What really worked was the accountability factor. Setting individual tasks and goals at every meeting and then showing up a month later, you really want to be able to say you’ve achieved them, or even exceeded them. But also know that if you fail to do so, your group will offer lots of practical advice and support on how to overcome the obstacles holding you back. More than anything else, it’s joyful to share your plans with likeminded people and get their feedback and encouragement.

It’s a bit like having your own board of directors and you quickly gain powerful insights which can be game-changing. This is why it’s vital to discuss and guarantee confidentiality from the outset to give all members peace of mind that all conversations and ideas shared will remain private.

The Benefits of a Mastermind Group

* Solutions which come from brainstorming with the group.
* An intimate & supercharged ecosystem that ignites new ideas, different points of view, foresight and insight.
* The chance to tap into the experience and skills of others.
* The confidence that you’re making good and considered decisions.
* Accountability to the rest of the group
* A support network that you can access at difficult times
* A sense of shared endeavour – you are not alone.
* A boost to your mental attitude.
* Something to look forward to each week – a bonus if you work alone.
* The camaraderie that comes with sharing goals and achieving them, step-by-step.

Audrey co-founder and business strategy advisor Faye Watts runs an online Hub Club for business owners, with monthly interactive group sessions: “There is a lot of power in uniting people to help each other work towards their goals and dreams. It increases motivation and focus and encourages an ongoing accountability framework. When we are supported by others, even strangers, we can achieve great things”.

If you want to set up your own group, limit it to three people per group. “Many mastermind groups have eight or ten people, but three is the ideal number,” says Hela. “You delve deeper with your accountability BFFs and feed each other so you make things happen”.

Ideally you need one person in charge or things can soon go awry. “The chemistry of the group is what keeps it going and the energy of the leader or facilitator is what will keep the beat,” says Hela. “It’s very easy for the group to tail off without someone driving it forwards. And taking it in turns doesn’t tend to work, so assign that role to the person who’s most comfortable being in charge”.

Hela is also co-founder of Sister Snog, the awesome women’s business tribe, so the added benefits of working with her, like with Faye, are business, marketing and branding advice as well as connections.

“I’ve called my Mastermind Group system The Magic Circle because it’s about business alchemy. And with three in each group, I make sure the magic between them is key, so they fire each other and gel properly. As facilitator I bring out the insight between them and the ideas that come out are mind-blowing. But it has to be women who are genuinely committed to their goal and the group”.

Mastermind groups really work, and this is why we’re launching our own via the Audrey Restart Club in the coming months.

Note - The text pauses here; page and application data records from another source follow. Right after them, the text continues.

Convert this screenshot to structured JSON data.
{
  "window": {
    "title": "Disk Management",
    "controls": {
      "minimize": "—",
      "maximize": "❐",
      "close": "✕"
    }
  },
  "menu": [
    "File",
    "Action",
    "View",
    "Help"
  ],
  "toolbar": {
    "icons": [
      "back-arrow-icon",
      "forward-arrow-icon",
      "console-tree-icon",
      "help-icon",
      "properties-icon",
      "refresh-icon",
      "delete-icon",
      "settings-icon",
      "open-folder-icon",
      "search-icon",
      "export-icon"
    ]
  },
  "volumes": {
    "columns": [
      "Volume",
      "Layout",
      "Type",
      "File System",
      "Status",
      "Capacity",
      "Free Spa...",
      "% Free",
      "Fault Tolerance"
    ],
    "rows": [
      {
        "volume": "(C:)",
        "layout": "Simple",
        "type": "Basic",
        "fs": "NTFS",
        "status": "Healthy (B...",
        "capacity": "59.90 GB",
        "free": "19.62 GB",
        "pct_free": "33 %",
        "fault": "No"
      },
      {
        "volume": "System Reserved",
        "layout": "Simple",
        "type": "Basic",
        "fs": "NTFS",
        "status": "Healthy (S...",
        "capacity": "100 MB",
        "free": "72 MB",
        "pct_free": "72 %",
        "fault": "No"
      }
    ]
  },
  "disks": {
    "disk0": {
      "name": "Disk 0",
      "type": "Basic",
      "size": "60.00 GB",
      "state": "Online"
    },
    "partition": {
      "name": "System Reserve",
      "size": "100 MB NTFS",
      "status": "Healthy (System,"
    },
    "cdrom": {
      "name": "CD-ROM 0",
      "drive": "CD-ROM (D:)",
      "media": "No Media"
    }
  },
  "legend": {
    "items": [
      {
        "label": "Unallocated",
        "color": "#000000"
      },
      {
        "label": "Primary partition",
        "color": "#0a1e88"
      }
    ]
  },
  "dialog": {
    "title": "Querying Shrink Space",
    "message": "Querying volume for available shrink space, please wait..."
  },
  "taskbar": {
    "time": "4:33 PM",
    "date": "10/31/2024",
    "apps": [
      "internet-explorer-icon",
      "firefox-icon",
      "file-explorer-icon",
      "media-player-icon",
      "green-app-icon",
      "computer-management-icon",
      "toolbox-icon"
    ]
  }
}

Sign up now to be the first to benefit from the collective brain power of likeminded women on a mission. Or start your own group via Lean In Circles at, inspired by Cheryl Sandberg’s famous book.

Says Hela: “Joining a Mastermind Group is one way to mind-stretch your way beyond perceived boundaries because it’s what happens when amazing people doing amazing things collaborate and cross-pollinate. Your energy, inspiration and creativity rock to new levels and you get clarity and focus. It’s really quite exciting what can happen when you’re in a micro-tribe”.

Words: Marina Gask

Click here to sign up to the Audrey Restart Club